Felix Klein, when discussing how the popularity of areas in mathematics rises and falls, mentions that in his youth Abelian functions were at the summit of mathematics, and that later on their popularity plummeted. I could hardly find anything on the net on Abelian functions and Wikipedia thinks that they are barely worth mentioning. What did the 19th century theory of these functions consist of, and why was it so important?

For a really detailed answer to your question, see The Legacy of Niels Henrik Abel, edited by O.A. Laudal and R. Piene (Springer 2004). In particular, there is a long introductory article by Christian Houzel, most of which can be viewed here. Addendum. The complete article "The Work of Niels Henrik Abel" by Christian Houzel may be found here. 


Recall C. L. Siegel's rant, about the modern theory of abelian functions not having any functions in it. From a point of view that would have made sense to Weierstrass, mathematics has "addition theorems", such as one first meets for sin and cos. One achievement of the 19th century was to classify these addition theorems, in "several variables" (which were of course complex variables for those guys), which were "algebraic". Scare quotes not too serious: this is one origin of today's theory of algebraic groups.
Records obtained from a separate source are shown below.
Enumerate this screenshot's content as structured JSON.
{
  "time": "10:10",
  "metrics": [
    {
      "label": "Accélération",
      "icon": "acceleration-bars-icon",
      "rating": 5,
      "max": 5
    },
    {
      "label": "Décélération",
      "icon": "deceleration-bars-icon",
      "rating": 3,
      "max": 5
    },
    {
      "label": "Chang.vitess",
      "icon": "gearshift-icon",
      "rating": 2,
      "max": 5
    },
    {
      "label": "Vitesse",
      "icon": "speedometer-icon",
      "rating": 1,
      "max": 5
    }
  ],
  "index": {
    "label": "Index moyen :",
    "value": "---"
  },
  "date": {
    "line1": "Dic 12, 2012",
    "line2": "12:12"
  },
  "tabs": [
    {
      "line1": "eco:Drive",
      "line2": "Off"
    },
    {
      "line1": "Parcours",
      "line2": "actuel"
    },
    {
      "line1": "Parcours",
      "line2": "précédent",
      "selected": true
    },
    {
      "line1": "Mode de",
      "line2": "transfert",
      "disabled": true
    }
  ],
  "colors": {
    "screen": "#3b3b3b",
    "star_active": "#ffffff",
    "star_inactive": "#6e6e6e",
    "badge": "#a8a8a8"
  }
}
To a first approximation, the theory of projective algebraic groups is the theory of abelian functions. Riemann had in fact written down enough theta functions so that abelian functions could be expressed in terms of their quotients. This was all a big and muchsought general framework extending the elliptic functions. The reason to do that was that, for example, indefinite integrals of square roots of cubics and quartics should have their excellent theory extended to quintics and beyond. It turns out that abelian functions in at least two variables is not quite the formulafest that the theory of elliptic functions is. Not for want of trying. We have the conceptual and geometric framework in the theory of abelian varieties. There are distinguished mathematicians who will tell you not to write down explicit functions. There is plenty of work, though, for example stimulated by soliton theory, explicit computation on curves of small genus, and so on.